Though you sleep alone now, Snickers gives you and Peter a common interest. You discuss Snickers and his behavior over supper now. Peter comes home early, and you prepare smoked salmon and goat cheese frittatas and fresh fruit and mint mousse. You look up new recipes, new ideas. Snickers chased a squirrel, Snickers barked at the mailman, Snickers dug up the neighbor’s Holland tulips. The two of you laugh, and Snickers is fed food from the table, which he bats across the floor before eating. His nails click and clack against the floor.
The bakery is something of a hot-spot now. Gourmets from across the country travel to eat your creations. You prepare midnight breakfast treats for the nearby college students, who love you. Snickers comes in to work with you sometimes, and he wanders around, begging customers for a scratch behind the ears or a piece of their blackberry scone or muffin. One older woman who comes in every morning knits a sweater for Snickers so he won’t get chilly in the Iowa City winters. You create a Snickers’ Special every day, and every day, whatever it is, it becomes a hit. You even rename the bakery Snickerdoodle’s after your new-found pride. You’d like to believe you are responsible for his large eyes and scampering gait, as if your genes somehow created this clumsy, innocent thing.

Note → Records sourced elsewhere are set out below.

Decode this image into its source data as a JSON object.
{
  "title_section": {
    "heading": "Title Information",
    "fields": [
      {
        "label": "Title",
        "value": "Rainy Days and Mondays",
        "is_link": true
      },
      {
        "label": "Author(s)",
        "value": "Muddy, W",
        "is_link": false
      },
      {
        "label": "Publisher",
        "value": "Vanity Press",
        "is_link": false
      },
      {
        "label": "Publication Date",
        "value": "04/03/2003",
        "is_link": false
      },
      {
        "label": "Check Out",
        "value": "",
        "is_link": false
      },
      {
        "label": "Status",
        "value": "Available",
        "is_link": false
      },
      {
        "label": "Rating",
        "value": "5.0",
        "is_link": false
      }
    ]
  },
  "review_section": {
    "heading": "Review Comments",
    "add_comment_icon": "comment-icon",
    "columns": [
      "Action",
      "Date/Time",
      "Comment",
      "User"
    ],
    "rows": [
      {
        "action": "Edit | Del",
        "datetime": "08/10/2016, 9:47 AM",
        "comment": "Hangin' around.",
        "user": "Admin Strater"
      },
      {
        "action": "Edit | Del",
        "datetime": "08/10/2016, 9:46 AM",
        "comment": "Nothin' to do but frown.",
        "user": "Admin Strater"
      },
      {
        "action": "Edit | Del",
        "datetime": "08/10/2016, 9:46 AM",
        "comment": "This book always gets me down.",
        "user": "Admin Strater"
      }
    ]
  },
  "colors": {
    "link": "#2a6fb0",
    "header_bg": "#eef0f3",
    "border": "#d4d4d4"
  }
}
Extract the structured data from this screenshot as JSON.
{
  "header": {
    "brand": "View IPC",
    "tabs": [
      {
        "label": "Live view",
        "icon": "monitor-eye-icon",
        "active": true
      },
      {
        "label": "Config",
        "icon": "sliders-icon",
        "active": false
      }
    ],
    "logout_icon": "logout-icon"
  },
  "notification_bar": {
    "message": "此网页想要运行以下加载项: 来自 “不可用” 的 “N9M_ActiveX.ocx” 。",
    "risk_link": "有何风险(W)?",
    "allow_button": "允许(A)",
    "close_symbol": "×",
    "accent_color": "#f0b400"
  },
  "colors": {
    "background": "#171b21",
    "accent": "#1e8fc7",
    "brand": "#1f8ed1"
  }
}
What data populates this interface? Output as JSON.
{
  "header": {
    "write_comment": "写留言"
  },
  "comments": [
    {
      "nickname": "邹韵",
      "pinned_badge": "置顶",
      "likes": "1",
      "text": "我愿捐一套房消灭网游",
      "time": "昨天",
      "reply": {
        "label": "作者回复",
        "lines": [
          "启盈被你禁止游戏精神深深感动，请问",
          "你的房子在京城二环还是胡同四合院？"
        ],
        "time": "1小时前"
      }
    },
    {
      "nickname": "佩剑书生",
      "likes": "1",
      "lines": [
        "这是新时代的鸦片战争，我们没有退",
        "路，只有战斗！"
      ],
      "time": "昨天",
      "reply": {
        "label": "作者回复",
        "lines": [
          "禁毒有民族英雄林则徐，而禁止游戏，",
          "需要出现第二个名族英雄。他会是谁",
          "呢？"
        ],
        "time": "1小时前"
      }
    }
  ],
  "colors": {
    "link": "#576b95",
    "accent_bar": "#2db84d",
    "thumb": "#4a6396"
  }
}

Peter is in love with Snickers, too. You begin sleeping in the same bed again, even though by now you have given up on the idea of a child. You watch Peter sleep at night, and wonder how you could have ever believed the two of you couldn’t be happy on your own.
Peter is promoted to a full professor, and the two of you go out to celebrate. Research added to publications and national grant awards leads to promotion at a public university like this one. Stir in his celebrity from years past, and the process speeds up even more. Never mind that Peter still can’t stand his students, that he shreds their papers and tests with his corrections and degrading comments. You leave Snickers home alone to go out to eat, to celebrate Peter’s promotion. It is the end of the spring semester, so you leave Snickers outside in the fenced backyard.
When you wake up the next morning, you cannot find Snickers. A cup of coffee in your hand, dressed in one of Peter’s t-shirts and his flannel bathrobe, you search every corner of the backyard, calling for Snickers. Peter searches for him, too, and finds that the back gate somehow got unlatched. Snickers’ body is three blocks from your house, flattened in the middle, like a failed pastry. The two of you bury the dog’s small body underneath a tree at the edge of the back fence.
You do not cry. Peter does not cry. The two of you move back to separate bedrooms, separate lives. During the summer, Peter takes on grant work in New Jersey, consulting for the College Board. You spend longer hours at the bakery again. And again, you wander through your house, silent, late at night.
When Peter comes back from New Jersey, you tell him that you are pregnant. Peter smiles a little.
You have started to show, and he rubs your feet when you come home. A child, at last, after all this time. Marriage plus time equals a baby, you decide. You and Peter discuss baby names and future schools. You cut back on bakery hours, and Peter leaves much of his work to his graduate assistants. You drink unsweetened teas and take Lamaze classes with Peter. Time plus education will equal a healthy baby.
When the doctors discover the child, a girl, is in a breech position, with the umbilical cord around her neck, they decide to perform a C-section, and Peter holds your hand, wiping sweat from your forehead. And when the child has jaundice and is taken away, to be placed underneath UV lights, you try not to worry. You and Peter will raise this child, this small wild thing, in the Iowa snow. You will teach it to bake, and Peter will teach it numbers, and it will learn any matter of recipes, formulas, and combinations which it will master in order to live, to survive, to breathe and walk.---
Charlotte Dunn lives and writes in South Carolina.